Sunday, April 24, 2005
A Variant: The Entry That Changed the World
Only a few days since Richard Adams' gem in the Guardian told of a trend set in motion by Mark Kurlansky, the writer of non-fiction whose Cod (The Fish that Changed the World) and Salt (~The Chemical Compound that Changed the World?) laid tracks for a slew of world-changing subtitles. In "The Article that Changed the World," Adams gives us the formula for titling manuscripts in the blazing-hot new genre of thing-iographies: Book: the book about the book that changed the world about the fish that changed the world.
I'm busy, so it's inexcusable that I ran across Adams' short piece while surfing (and while watching NBA playoffs). But in fact I was doing some associative click-around. More specifically: I was flitting through Bloglines--fresh feeds I set up a few days ago to collect sites matched up with a few designated tags at del.icio.us. Just. To. See.
At the same time, Adams reminded me about De Certeau's chapter on hagiographic edification. There, Certeau traces the shift from writing to celebrate the lives of saints to writing to celebrate the lives of royalty to writing to celebrate the lives of celebrities.
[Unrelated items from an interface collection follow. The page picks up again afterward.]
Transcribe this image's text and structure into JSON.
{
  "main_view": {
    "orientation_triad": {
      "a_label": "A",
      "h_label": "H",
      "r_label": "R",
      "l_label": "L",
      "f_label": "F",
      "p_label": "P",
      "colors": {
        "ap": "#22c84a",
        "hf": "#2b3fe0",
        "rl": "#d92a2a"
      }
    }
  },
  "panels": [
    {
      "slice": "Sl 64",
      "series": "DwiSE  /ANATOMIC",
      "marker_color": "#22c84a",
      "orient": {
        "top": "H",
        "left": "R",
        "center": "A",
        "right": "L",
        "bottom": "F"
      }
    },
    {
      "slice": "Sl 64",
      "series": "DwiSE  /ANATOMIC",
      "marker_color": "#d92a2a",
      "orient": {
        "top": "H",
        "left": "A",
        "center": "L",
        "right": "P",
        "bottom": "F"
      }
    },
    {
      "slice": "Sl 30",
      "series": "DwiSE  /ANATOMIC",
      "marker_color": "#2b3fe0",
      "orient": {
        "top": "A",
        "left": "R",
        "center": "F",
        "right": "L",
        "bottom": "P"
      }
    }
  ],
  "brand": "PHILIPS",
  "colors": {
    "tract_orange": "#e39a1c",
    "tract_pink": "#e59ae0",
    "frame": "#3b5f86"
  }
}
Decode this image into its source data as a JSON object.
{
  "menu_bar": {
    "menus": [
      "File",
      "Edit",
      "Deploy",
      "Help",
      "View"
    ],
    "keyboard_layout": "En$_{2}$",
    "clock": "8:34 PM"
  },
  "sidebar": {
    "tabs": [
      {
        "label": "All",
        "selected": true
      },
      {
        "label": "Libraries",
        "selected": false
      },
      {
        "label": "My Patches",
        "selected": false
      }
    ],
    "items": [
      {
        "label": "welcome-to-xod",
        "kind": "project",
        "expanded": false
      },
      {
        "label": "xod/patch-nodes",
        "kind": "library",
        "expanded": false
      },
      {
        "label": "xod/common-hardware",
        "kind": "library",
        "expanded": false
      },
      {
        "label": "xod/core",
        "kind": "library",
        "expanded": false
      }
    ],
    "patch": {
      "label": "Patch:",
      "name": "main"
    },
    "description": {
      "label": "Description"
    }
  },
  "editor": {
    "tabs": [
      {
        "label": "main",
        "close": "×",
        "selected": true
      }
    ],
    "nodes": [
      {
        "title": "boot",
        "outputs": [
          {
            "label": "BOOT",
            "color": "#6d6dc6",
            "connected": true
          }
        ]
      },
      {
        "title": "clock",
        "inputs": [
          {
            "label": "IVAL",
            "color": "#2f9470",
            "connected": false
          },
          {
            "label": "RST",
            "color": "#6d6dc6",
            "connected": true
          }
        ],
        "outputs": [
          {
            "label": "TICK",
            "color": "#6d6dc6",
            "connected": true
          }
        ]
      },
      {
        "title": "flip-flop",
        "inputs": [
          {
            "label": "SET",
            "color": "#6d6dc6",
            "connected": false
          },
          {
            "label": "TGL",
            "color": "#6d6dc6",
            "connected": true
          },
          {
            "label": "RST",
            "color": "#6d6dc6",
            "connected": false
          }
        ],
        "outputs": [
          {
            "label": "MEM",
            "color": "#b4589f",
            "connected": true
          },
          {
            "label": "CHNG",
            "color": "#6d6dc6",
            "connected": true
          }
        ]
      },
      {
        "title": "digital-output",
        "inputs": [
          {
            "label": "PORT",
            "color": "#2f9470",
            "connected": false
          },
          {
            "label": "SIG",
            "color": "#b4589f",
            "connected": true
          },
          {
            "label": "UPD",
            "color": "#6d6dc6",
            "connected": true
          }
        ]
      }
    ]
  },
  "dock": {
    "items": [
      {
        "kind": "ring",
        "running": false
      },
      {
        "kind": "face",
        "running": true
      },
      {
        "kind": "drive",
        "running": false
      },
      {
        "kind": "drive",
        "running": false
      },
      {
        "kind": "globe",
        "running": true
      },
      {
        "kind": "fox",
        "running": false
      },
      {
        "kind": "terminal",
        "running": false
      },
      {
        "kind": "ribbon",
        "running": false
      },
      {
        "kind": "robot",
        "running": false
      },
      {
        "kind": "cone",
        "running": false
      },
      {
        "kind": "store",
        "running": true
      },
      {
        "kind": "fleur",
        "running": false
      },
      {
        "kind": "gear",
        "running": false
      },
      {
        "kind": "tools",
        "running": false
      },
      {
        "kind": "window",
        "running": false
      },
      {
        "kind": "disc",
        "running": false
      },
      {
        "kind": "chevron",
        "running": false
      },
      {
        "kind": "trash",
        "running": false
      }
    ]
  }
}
No, Certeau doesn't go all the way to celebrity, but the short chapter does take up the connections between panegyric memorials, the generalization of moral living (i.e., if the saints can live clean, so can you), and the coordination of the life celebrated with named edifices, streets, and so on (as a response to "leaks and 'loss'" (272) or dispersion of a group). And there's some thick stuff on the histori(o-graph-i)cal implications of the switch from celebrating the lives of saints as a way to proliferate saintliness to celebrating (writing into monument) the lives of less savory, though prominent folks in the twentieth c., and also on the vacation function and entertainment value of such texts (take a break; give it a rest, recline...it's almost May). Then common hagiographical treatments: mystical protections of body, the bestiary lineup and body as applied metaphor. Least that's what Certeau says.
And so this amounts to mere notes to self more so than anything else. I want to come back later, retrace. I'm thinking about the crossover from the genre of thing-iography to the inscription of a name on another thing--the edifice in edification (Carrier Dome, RFK Stadium, Cleaver II Blvd). Certeau gives us hagiographic edification; what is thing-iographic edification? The object named by an ulterior imprint. A stamp (or assemblage/hybrid?). Do we already call this branding? I would say 'yes,' except that it doesn't reconcile with what Certeau forewarns as a tautological tomb.
Yeah, the entry that changed the world. But then the change happened slowly. Or maybe it didn't.Posted by Derek Mueller at April 24, 2005 10:37 PM to Unspecified